Without any images, write the data out exactly as it appears.
+++ GIVEN RECORDS +++
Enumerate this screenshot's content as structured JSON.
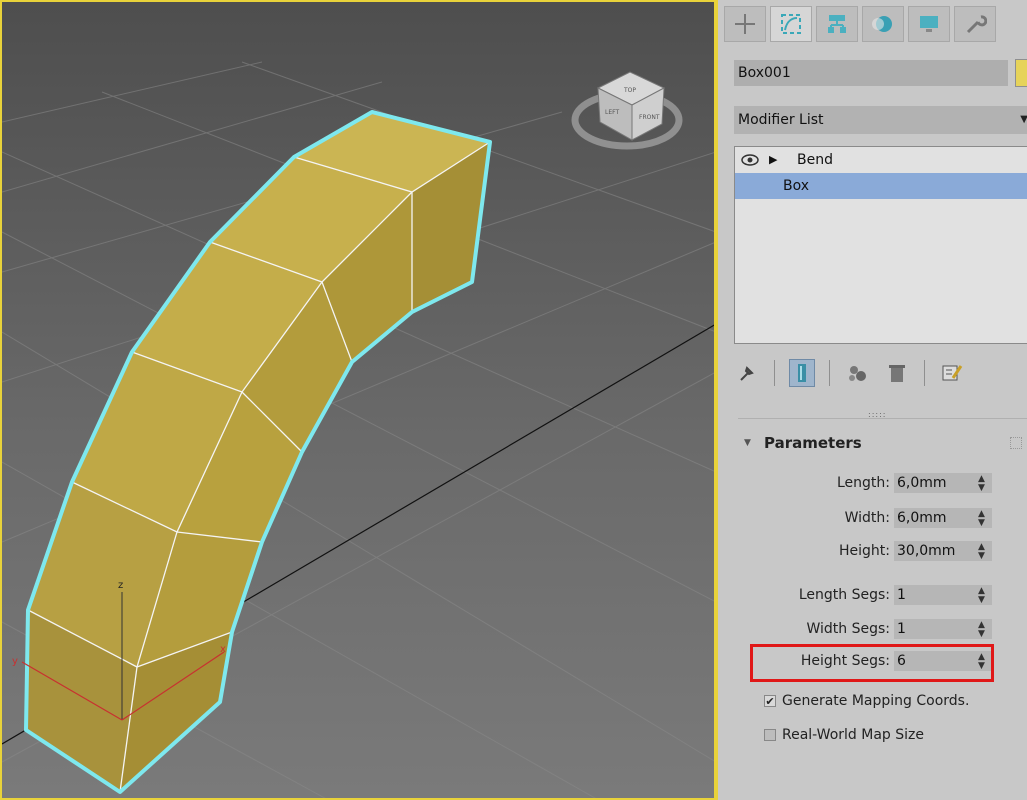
{
  "viewport": {
    "viewcube_labels": [
      "TOP",
      "FRONT",
      "LEFT"
    ],
    "axis_labels": [
      "x",
      "y",
      "z"
    ],
    "object_color": "#c8b24e",
    "selection_color": "#7ee8ee"
  },
  "panel": {
    "tabs": [
      "create-icon",
      "modify-icon",
      "hierarchy-icon",
      "motion-icon",
      "display-icon",
      "utilities-icon"
    ],
    "active_tab": "modify-icon",
    "object_name": "Box001",
    "object_color": "#e6d35a",
    "modifier_list": "Modifier List",
    "stack": [
      {
        "label": "Bend",
        "has_eye": true,
        "has_arrow": true,
        "selected": false
      },
      {
        "label": "Box",
        "has_eye": false,
        "has_arrow": false,
        "selected": true
      }
    ],
    "rollout_title": "Parameters",
    "params": {
      "length_label": "Length:",
      "length_value": "6,0mm",
      "width_label": "Width:",
      "width_value": "6,0mm",
      "height_label": "Height:",
      "height_value": "30,0mm",
      "length_segs_label": "Length Segs:",
      "length_segs_value": "1",
      "width_segs_label": "Width Segs:",
      "width_segs_value": "1",
      "height_segs_label": "Height Segs:",
      "height_segs_value": "6"
    },
    "checks": {
      "gen_mapping": "Generate Mapping Coords.",
      "gen_mapping_checked": true,
      "real_world": "Real-World Map Size",
      "real_world_checked": false
    }
  },
  "annotation": {
    "highlight_color": "#e01818"
  }
}
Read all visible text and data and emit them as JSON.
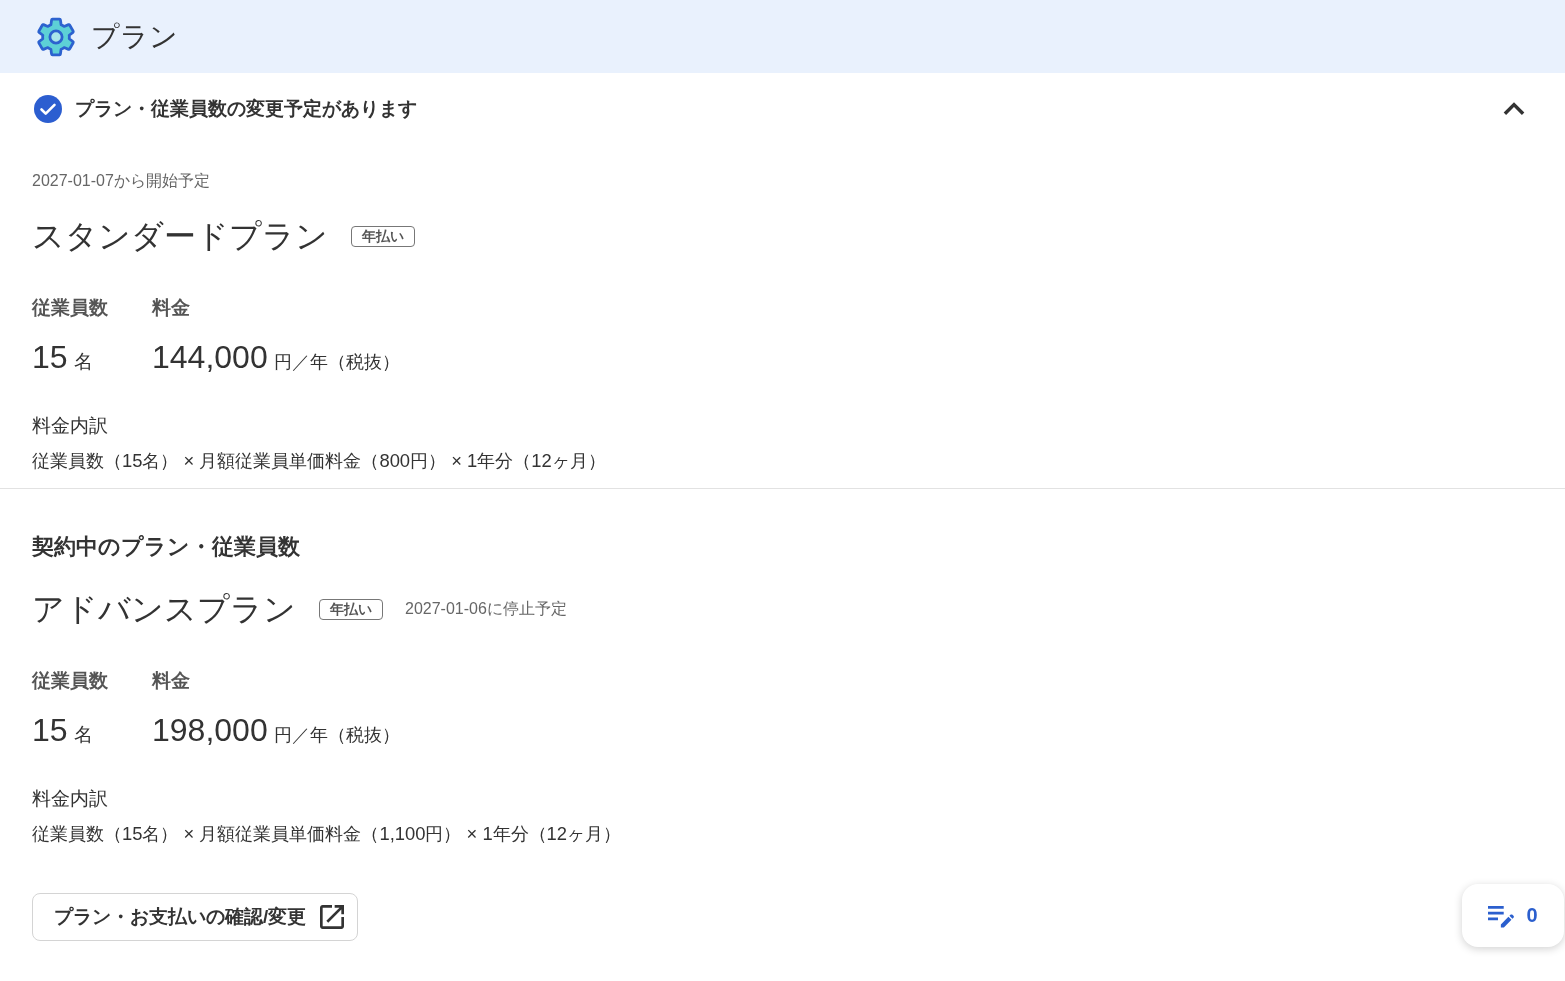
{
  "header": {
    "title": "プラン"
  },
  "notice": {
    "title": "プラン・従業員数の変更予定があります",
    "expanded": true
  },
  "scheduled_plan": {
    "start_note": "2027-01-07から開始予定",
    "name": "スタンダードプラン",
    "billing_tag": "年払い",
    "employees_label": "従業員数",
    "fee_label": "料金",
    "employees_value": "15",
    "employees_unit": "名",
    "fee_value": "144,000",
    "fee_unit": "円／年（税抜）",
    "breakdown_label": "料金内訳",
    "breakdown": "従業員数（15名） × 月額従業員単価料金（800円） × 1年分（12ヶ月）"
  },
  "current_plan": {
    "heading": "契約中のプラン・従業員数",
    "name": "アドバンスプラン",
    "billing_tag": "年払い",
    "stop_note": "2027-01-06に停止予定",
    "employees_label": "従業員数",
    "fee_label": "料金",
    "employees_value": "15",
    "employees_unit": "名",
    "fee_value": "198,000",
    "fee_unit": "円／年（税抜）",
    "breakdown_label": "料金内訳",
    "breakdown": "従業員数（15名） × 月額従業員単価料金（1,100円） × 1年分（12ヶ月）"
  },
  "manage_button": {
    "label": "プラン・お支払いの確認/変更"
  },
  "memo_button": {
    "count": "0"
  }
}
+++
### REPLY
Enumerate this screenshot's content as structured JSON.
{
  "viewport": {
    "viewcube_labels": [
      "TOP",
      "FRONT",
      "LEFT"
    ],
    "axis_labels": [
      "x",
      "y",
      "z"
    ],
    "object_color": "#c8b24e",
    "selection_color": "#7ee8ee"
  },
  "panel": {
    "tabs": [
      "create-icon",
      "modify-icon",
      "hierarchy-icon",
      "motion-icon",
      "display-icon",
      "utilities-icon"
    ],
    "active_tab": "modify-icon",
    "object_name": "Box001",
    "object_color": "#e6d35a",
    "modifier_list": "Modifier List",
    "stack": [
      {
        "label": "Bend",
        "has_eye": true,
        "has_arrow": true,
        "selected": false
      },
      {
        "label": "Box",
        "has_eye": false,
        "has_arrow": false,
        "selected": true
      }
    ],
    "rollout_title": "Parameters",
    "params": {
      "length_label": "Length:",
      "length_value": "6,0mm",
      "width_label": "Width:",
      "width_value": "6,0mm",
      "height_label": "Height:",
      "height_value": "30,0mm",
      "length_segs_label": "Length Segs:",
      "length_segs_value": "1",
      "width_segs_label": "Width Segs:",
      "width_segs_value": "1",
      "height_segs_label": "Height Segs:",
      "height_segs_value": "6"
    },
    "checks": {
      "gen_mapping": "Generate Mapping Coords.",
      "gen_mapping_checked": true,
      "real_world": "Real-World Map Size",
      "real_world_checked": false
    }
  },
  "annotation": {
    "highlight_color": "#e01818"
  }
}
Read all visible text and data and emit them as JSON.
{
  "header": {
    "title": "プラン"
  },
  "notice": {
    "title": "プラン・従業員数の変更予定があります",
    "expanded": true
  },
  "scheduled_plan": {
    "start_note": "2027-01-07から開始予定",
    "name": "スタンダードプラン",
    "billing_tag": "年払い",
    "employees_label": "従業員数",
    "fee_label": "料金",
    "employees_value": "15",
    "employees_unit": "名",
    "fee_value": "144,000",
    "fee_unit": "円／年（税抜）",
    "breakdown_label": "料金内訳",
    "breakdown": "従業員数（15名） × 月額従業員単価料金（800円） × 1年分（12ヶ月）"
  },
  "current_plan": {
    "heading": "契約中のプラン・従業員数",
    "name": "アドバンスプラン",
    "billing_tag": "年払い",
    "stop_note": "2027-01-06に停止予定",
    "employees_label": "従業員数",
    "fee_label": "料金",
    "employees_value": "15",
    "employees_unit": "名",
    "fee_value": "198,000",
    "fee_unit": "円／年（税抜）",
    "breakdown_label": "料金内訳",
    "breakdown": "従業員数（15名） × 月額従業員単価料金（1,100円） × 1年分（12ヶ月）"
  },
  "manage_button": {
    "label": "プラン・お支払いの確認/変更"
  },
  "memo_button": {
    "count": "0"
  }
}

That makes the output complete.